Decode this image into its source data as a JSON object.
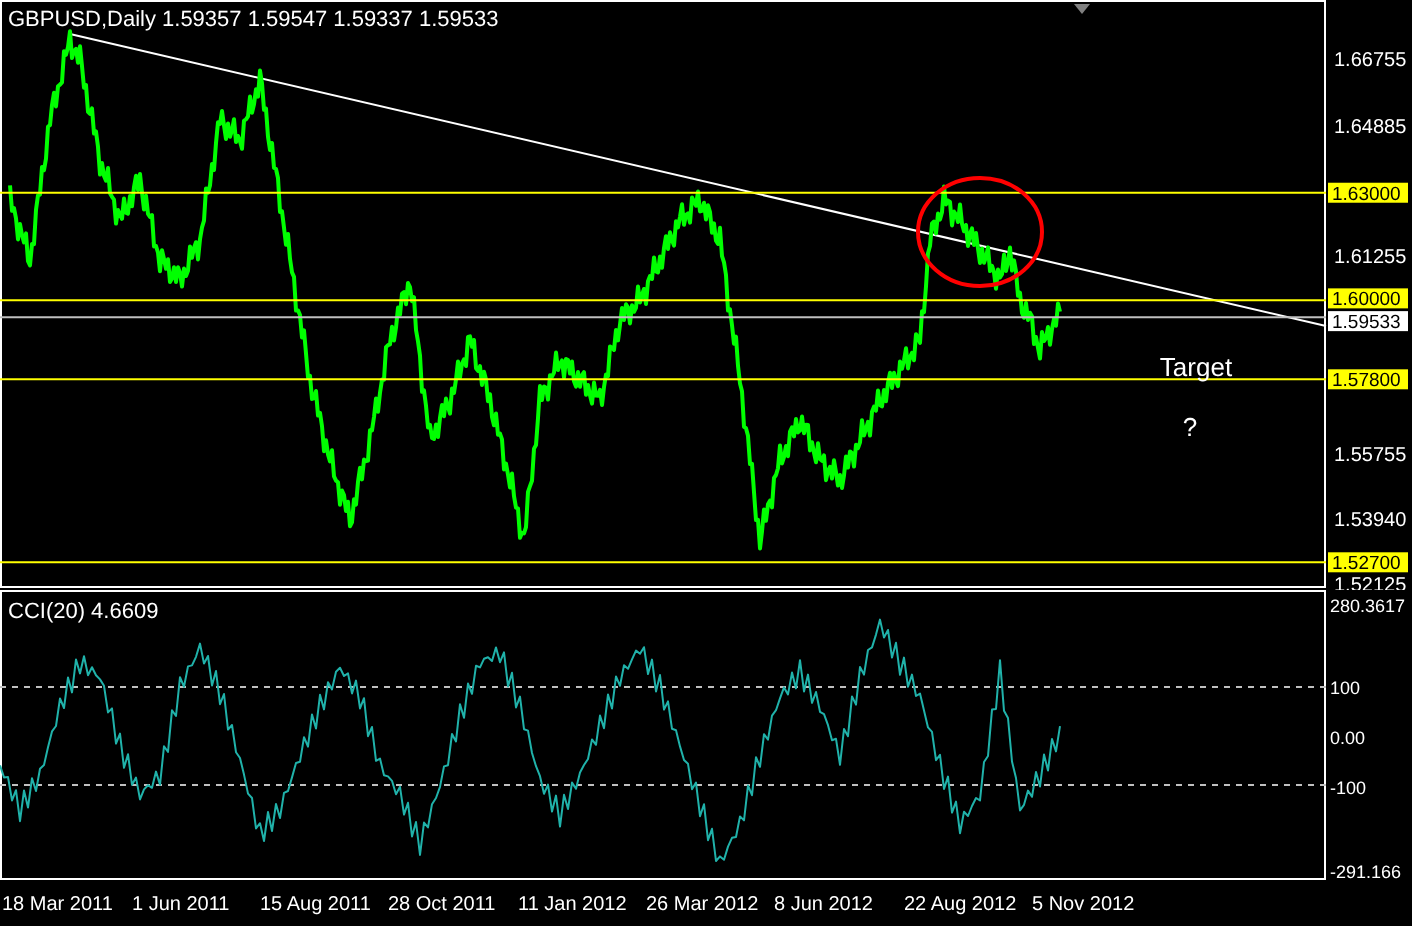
{
  "price_panel": {
    "symbol": "GBPUSD,Daily",
    "quote": [
      "1.59357",
      "1.59547",
      "1.59337",
      "1.59533"
    ],
    "axis_labels": [
      "1.66755",
      "1.64885",
      "1.61255",
      "1.55755",
      "1.53940",
      "1.52125"
    ],
    "price_tags": [
      {
        "label": "1.63000",
        "kind": "level"
      },
      {
        "label": "1.60000",
        "kind": "level"
      },
      {
        "label": "1.59533",
        "kind": "bid"
      },
      {
        "label": "1.57800",
        "kind": "level"
      },
      {
        "label": "1.52700",
        "kind": "level"
      }
    ],
    "notes": [
      "Target",
      "?"
    ]
  },
  "cci_panel": {
    "title": "CCI(20)",
    "reading": "4.6609",
    "axis_labels": [
      "280.3617",
      "100",
      "0.00",
      "-100",
      "-291.166"
    ]
  },
  "time_axis": [
    "18 Mar 2011",
    "1 Jun 2011",
    "15 Aug 2011",
    "28 Oct 2011",
    "11 Jan 2012",
    "26 Mar 2012",
    "8 Jun 2012",
    "22 Aug 2012",
    "5 Nov 2012"
  ]
}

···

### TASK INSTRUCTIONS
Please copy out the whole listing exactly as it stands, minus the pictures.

### RESPONSE
Decode this image into its source data as a JSON object.
{
  "price_panel": {
    "symbol": "GBPUSD,Daily",
    "quote": [
      "1.59357",
      "1.59547",
      "1.59337",
      "1.59533"
    ],
    "axis_labels": [
      "1.66755",
      "1.64885",
      "1.61255",
      "1.55755",
      "1.53940",
      "1.52125"
    ],
    "price_tags": [
      {
        "label": "1.63000",
        "kind": "level"
      },
      {
        "label": "1.60000",
        "kind": "level"
      },
      {
        "label": "1.59533",
        "kind": "bid"
      },
      {
        "label": "1.57800",
        "kind": "level"
      },
      {
        "label": "1.52700",
        "kind": "level"
      }
    ],
    "notes": [
      "Target",
      "?"
    ]
  },
  "cci_panel": {
    "title": "CCI(20)",
    "reading": "4.6609",
    "axis_labels": [
      "280.3617",
      "100",
      "0.00",
      "-100",
      "-291.166"
    ]
  },
  "time_axis": [
    "18 Mar 2011",
    "1 Jun 2011",
    "15 Aug 2011",
    "28 Oct 2011",
    "11 Jan 2012",
    "26 Mar 2012",
    "8 Jun 2012",
    "22 Aug 2012",
    "5 Nov 2012"
  ]
}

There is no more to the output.